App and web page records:

==============================

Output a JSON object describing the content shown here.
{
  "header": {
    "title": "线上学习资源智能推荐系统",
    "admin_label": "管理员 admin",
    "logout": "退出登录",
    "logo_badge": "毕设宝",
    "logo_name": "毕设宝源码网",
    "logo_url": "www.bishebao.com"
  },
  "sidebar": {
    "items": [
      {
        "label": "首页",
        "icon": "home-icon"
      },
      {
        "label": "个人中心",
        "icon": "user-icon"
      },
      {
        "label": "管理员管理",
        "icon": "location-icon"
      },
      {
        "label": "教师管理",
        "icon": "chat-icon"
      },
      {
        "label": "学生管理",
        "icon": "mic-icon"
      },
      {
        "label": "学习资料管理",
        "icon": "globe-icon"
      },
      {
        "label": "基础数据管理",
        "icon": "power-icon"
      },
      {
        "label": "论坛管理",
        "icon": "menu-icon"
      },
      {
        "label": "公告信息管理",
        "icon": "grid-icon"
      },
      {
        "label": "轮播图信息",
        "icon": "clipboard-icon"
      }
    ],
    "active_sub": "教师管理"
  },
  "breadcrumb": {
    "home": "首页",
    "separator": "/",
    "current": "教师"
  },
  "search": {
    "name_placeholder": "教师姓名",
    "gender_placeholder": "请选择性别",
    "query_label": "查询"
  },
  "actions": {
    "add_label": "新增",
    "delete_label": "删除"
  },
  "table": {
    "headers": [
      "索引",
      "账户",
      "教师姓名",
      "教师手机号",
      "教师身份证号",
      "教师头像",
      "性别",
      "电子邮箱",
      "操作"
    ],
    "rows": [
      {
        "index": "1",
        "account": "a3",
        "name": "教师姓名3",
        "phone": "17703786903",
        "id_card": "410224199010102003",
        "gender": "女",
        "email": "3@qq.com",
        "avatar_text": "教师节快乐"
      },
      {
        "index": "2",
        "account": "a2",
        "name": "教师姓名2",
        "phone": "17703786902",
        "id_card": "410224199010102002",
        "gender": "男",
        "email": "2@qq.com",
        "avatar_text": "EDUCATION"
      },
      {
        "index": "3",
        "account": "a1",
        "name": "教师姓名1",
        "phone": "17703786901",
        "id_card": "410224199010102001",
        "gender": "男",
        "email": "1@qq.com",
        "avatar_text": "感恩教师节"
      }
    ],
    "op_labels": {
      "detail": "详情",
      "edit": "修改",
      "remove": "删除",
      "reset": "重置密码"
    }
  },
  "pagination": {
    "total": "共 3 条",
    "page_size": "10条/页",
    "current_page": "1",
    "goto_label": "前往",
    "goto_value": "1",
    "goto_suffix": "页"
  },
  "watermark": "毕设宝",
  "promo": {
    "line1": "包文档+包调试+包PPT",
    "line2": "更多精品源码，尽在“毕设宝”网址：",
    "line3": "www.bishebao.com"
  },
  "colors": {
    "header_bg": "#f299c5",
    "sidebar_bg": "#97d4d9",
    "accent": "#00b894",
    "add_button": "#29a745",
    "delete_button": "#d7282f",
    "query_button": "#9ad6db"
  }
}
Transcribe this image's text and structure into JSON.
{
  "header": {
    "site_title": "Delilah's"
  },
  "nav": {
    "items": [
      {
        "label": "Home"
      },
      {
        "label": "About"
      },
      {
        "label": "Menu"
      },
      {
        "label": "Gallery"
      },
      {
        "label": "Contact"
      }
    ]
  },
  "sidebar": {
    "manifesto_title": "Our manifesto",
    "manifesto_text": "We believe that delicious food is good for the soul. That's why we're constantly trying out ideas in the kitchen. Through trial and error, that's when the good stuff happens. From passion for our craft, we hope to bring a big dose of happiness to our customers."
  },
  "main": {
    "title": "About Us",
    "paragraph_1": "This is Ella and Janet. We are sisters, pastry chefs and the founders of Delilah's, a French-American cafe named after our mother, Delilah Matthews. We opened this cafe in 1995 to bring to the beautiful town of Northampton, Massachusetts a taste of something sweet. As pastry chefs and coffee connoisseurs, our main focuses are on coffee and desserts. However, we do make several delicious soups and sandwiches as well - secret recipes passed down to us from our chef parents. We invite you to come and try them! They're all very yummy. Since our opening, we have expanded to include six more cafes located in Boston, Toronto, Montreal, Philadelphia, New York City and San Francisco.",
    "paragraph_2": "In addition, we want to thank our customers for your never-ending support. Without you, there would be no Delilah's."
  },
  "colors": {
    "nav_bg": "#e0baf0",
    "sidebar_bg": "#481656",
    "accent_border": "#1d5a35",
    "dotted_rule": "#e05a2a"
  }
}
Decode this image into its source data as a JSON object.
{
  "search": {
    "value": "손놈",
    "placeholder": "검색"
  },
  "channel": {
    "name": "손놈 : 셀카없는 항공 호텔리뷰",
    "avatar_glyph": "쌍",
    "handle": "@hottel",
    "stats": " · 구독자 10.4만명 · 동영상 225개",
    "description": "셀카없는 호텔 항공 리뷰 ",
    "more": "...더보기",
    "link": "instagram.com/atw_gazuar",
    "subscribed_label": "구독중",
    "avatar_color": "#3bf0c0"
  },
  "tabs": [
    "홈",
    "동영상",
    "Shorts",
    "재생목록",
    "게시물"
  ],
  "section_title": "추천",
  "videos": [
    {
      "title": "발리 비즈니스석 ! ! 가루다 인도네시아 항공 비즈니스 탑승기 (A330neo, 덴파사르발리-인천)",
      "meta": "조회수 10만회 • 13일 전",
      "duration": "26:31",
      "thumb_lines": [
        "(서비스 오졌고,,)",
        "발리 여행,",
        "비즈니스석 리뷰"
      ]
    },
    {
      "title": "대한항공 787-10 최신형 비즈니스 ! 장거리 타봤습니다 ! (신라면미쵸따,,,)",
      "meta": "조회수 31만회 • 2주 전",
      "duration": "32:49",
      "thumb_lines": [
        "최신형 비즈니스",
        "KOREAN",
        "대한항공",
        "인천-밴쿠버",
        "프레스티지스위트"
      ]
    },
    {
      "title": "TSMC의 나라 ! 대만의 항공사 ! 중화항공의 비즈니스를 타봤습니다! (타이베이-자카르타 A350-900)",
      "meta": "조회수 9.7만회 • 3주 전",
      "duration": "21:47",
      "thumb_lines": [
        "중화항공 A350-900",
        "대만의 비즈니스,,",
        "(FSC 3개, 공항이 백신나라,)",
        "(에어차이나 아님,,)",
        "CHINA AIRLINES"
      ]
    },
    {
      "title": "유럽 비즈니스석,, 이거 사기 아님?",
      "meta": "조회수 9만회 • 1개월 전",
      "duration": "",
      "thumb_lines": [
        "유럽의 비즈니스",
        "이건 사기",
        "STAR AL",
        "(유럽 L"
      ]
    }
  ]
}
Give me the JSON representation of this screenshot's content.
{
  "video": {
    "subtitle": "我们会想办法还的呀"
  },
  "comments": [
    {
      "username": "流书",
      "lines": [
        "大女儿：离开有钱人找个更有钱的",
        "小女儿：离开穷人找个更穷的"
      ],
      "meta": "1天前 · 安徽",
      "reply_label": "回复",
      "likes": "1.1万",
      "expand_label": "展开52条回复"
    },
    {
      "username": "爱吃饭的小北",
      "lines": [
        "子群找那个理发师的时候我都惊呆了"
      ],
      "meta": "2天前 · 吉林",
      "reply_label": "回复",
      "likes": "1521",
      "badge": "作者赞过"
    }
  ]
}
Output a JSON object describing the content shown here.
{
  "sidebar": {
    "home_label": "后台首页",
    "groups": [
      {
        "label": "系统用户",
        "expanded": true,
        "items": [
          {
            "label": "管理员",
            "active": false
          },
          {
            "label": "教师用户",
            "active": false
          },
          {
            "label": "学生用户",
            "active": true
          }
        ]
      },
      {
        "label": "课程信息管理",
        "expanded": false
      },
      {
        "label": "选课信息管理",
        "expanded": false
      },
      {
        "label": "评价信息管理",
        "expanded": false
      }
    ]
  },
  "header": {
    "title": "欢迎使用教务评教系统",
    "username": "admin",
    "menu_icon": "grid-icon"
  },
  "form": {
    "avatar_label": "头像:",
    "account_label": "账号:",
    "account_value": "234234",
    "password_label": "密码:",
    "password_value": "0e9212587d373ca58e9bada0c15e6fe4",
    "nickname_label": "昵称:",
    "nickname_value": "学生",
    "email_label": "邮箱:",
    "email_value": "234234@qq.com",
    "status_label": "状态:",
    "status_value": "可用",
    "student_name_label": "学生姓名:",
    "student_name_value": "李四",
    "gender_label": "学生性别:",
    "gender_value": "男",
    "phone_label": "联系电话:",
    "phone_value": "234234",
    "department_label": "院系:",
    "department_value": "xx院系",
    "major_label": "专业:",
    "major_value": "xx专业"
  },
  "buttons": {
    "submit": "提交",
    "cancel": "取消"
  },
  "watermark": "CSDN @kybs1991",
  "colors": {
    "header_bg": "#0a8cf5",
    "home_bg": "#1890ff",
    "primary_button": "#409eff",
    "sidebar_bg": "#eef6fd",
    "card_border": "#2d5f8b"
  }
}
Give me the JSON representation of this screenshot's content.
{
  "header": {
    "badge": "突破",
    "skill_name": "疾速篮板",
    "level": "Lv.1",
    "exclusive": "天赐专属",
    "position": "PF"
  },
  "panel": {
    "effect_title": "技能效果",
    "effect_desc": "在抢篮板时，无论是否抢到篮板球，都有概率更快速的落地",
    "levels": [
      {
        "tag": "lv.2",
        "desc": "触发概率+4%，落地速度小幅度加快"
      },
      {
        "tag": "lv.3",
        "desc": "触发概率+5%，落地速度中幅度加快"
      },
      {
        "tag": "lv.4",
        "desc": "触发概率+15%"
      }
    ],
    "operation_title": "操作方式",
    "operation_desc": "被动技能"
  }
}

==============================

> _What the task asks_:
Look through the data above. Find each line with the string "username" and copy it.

> _Solution to the exercise_:
      "username": "流书",
      "username": "爱吃饭的小北",
    "username": "admin",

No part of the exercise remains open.